## Task statement
Search the records for "content" and copy each line that holds it.
+---+
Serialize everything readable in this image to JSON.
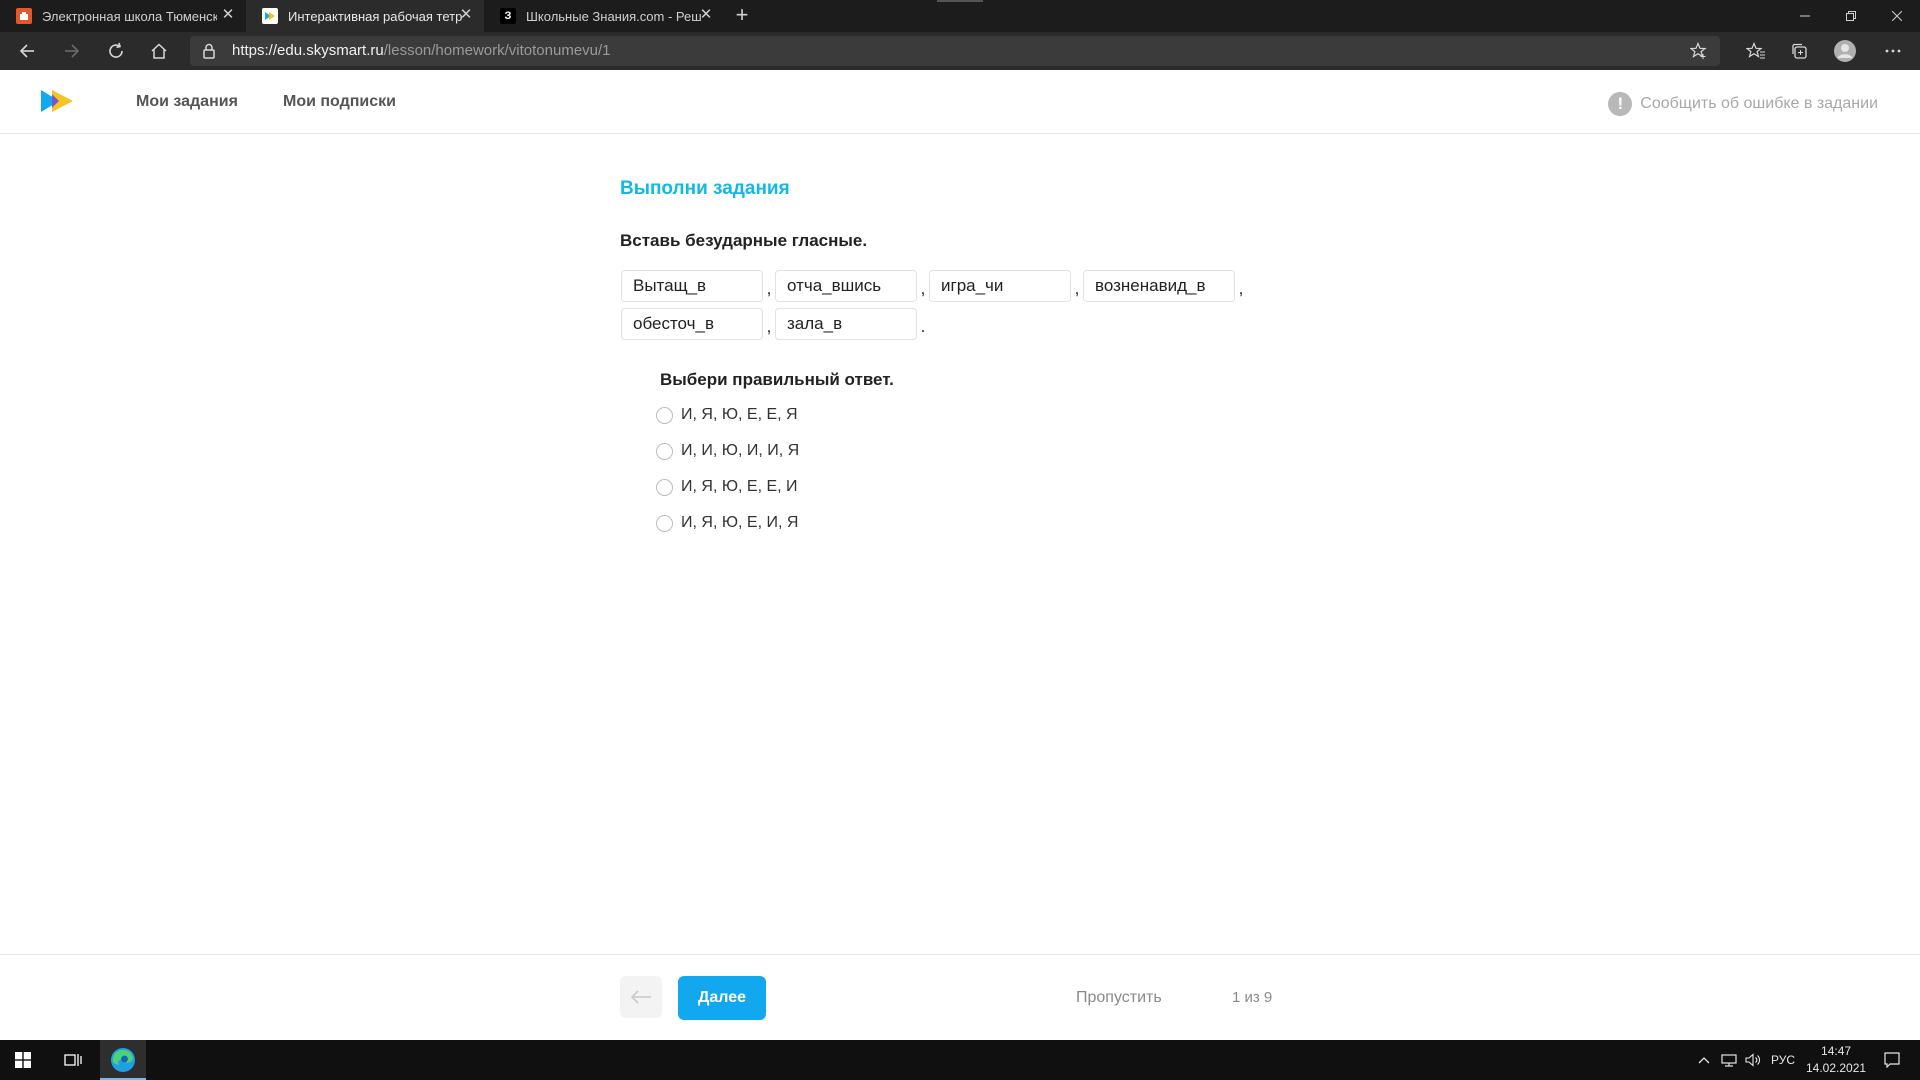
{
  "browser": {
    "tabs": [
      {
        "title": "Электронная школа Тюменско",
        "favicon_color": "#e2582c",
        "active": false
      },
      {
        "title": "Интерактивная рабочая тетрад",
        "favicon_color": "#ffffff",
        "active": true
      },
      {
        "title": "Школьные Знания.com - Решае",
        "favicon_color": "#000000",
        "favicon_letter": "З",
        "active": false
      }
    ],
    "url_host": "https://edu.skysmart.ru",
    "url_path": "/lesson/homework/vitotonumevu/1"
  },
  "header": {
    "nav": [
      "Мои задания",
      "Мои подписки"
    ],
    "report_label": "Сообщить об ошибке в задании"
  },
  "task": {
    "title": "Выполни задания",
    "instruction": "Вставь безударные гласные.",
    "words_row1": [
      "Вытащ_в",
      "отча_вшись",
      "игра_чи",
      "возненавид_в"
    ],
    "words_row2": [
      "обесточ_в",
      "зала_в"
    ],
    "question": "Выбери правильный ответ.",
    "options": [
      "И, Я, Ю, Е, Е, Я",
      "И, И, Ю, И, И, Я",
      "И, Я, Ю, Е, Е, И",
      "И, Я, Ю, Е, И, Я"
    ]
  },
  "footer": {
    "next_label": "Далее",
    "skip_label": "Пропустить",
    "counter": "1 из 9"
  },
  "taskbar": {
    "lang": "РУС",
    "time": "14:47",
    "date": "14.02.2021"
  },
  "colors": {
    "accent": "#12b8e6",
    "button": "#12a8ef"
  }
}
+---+
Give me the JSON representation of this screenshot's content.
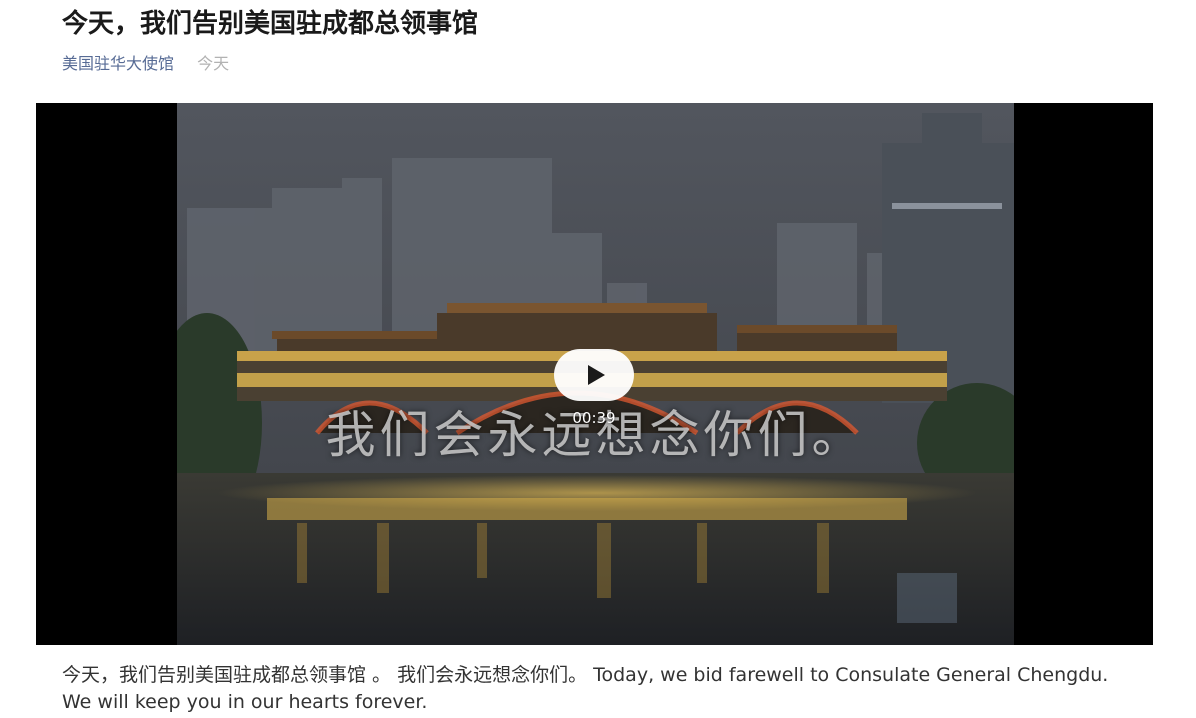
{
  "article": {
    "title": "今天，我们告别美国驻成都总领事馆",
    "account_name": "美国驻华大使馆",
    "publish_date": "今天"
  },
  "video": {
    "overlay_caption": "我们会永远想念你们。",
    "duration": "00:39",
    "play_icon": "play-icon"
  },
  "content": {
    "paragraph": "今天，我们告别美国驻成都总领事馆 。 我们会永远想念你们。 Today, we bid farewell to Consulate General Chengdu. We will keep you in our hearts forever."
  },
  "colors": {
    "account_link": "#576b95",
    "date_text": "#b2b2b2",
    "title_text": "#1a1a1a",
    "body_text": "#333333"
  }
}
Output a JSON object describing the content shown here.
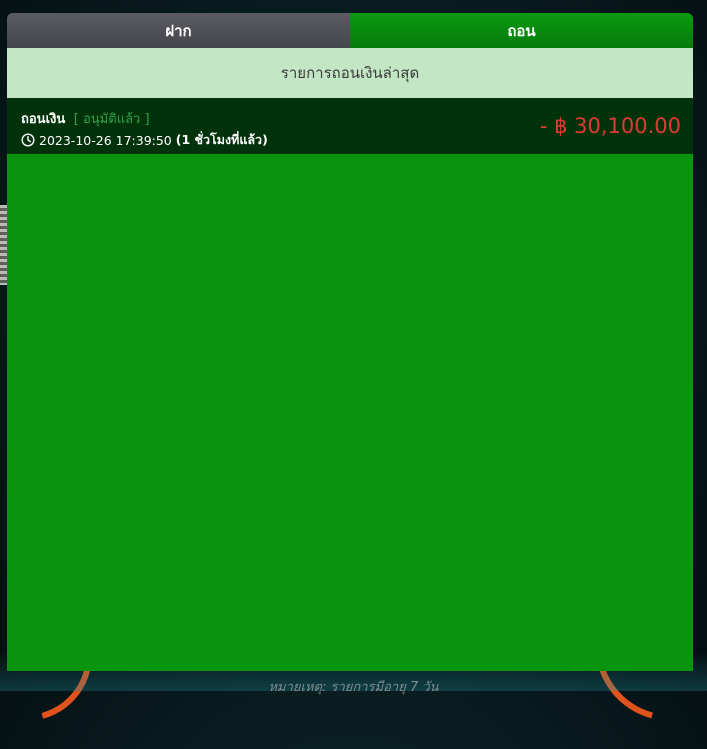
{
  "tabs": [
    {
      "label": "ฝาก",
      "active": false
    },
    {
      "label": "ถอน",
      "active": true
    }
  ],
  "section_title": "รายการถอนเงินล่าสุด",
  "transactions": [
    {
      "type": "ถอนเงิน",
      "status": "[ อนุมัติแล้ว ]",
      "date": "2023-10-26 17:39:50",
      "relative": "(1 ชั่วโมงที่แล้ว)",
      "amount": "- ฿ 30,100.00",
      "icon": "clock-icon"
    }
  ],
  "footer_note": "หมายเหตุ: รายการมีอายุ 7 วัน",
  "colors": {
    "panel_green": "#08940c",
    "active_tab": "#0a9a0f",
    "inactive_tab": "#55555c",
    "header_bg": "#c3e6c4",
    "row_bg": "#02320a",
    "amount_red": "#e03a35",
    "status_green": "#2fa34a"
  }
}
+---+
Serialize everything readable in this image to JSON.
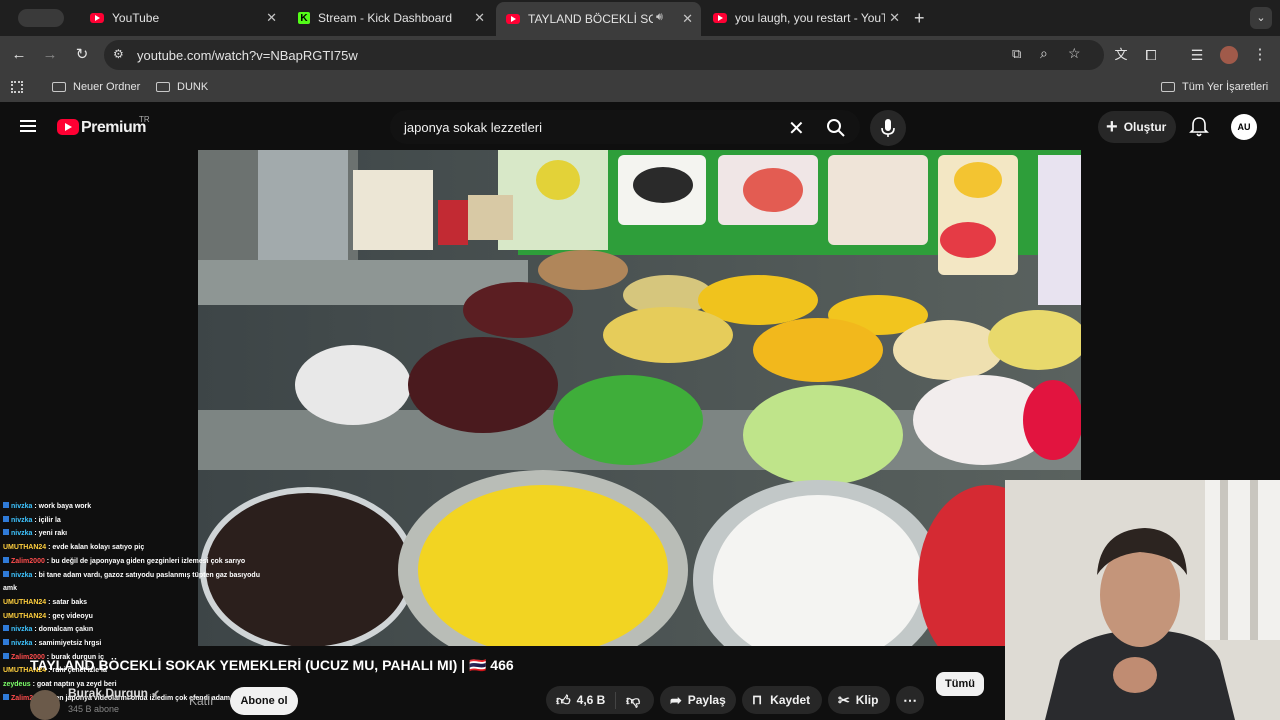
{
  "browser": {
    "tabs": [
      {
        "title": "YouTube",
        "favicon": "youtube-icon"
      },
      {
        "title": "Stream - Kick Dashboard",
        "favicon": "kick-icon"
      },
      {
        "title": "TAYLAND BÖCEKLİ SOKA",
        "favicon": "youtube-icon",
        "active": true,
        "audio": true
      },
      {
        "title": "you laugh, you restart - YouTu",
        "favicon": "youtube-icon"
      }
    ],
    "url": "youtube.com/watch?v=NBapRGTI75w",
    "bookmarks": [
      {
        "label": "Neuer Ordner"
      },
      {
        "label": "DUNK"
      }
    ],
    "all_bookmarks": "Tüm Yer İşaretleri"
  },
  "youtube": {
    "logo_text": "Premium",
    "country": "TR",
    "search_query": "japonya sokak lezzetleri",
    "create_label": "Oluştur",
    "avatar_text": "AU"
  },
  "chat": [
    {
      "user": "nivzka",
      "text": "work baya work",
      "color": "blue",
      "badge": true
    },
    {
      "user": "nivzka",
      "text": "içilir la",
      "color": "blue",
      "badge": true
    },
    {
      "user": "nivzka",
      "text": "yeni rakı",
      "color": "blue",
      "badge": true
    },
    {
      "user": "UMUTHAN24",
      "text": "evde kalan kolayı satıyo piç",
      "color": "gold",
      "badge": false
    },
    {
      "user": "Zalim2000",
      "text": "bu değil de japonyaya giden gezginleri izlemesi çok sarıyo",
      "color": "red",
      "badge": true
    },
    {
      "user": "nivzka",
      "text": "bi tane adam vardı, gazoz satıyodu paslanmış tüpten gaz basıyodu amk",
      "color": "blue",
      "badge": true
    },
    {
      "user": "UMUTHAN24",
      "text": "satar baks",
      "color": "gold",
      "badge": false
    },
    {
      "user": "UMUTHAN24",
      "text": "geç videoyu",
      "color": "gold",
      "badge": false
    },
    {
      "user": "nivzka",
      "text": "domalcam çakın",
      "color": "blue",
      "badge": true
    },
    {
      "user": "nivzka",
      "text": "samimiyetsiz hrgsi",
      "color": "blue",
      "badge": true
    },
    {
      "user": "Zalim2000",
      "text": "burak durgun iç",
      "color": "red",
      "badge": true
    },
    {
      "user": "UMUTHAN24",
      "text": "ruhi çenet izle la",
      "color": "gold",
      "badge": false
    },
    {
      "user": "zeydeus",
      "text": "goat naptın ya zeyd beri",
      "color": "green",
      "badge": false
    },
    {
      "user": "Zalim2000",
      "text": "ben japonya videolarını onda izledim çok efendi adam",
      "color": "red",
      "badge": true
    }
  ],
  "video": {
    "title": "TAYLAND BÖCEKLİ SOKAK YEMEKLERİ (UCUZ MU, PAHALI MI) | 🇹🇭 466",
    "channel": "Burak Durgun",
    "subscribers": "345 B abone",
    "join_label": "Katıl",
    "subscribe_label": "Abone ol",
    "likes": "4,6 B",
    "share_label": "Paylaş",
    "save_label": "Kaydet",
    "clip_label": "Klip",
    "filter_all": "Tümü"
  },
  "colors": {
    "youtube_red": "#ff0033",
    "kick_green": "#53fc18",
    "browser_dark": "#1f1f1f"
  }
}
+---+
## Answer to this exercise
Give me the JSON representation of this screenshot's content.
  "content": {
Output a JSON object describing the content shown here.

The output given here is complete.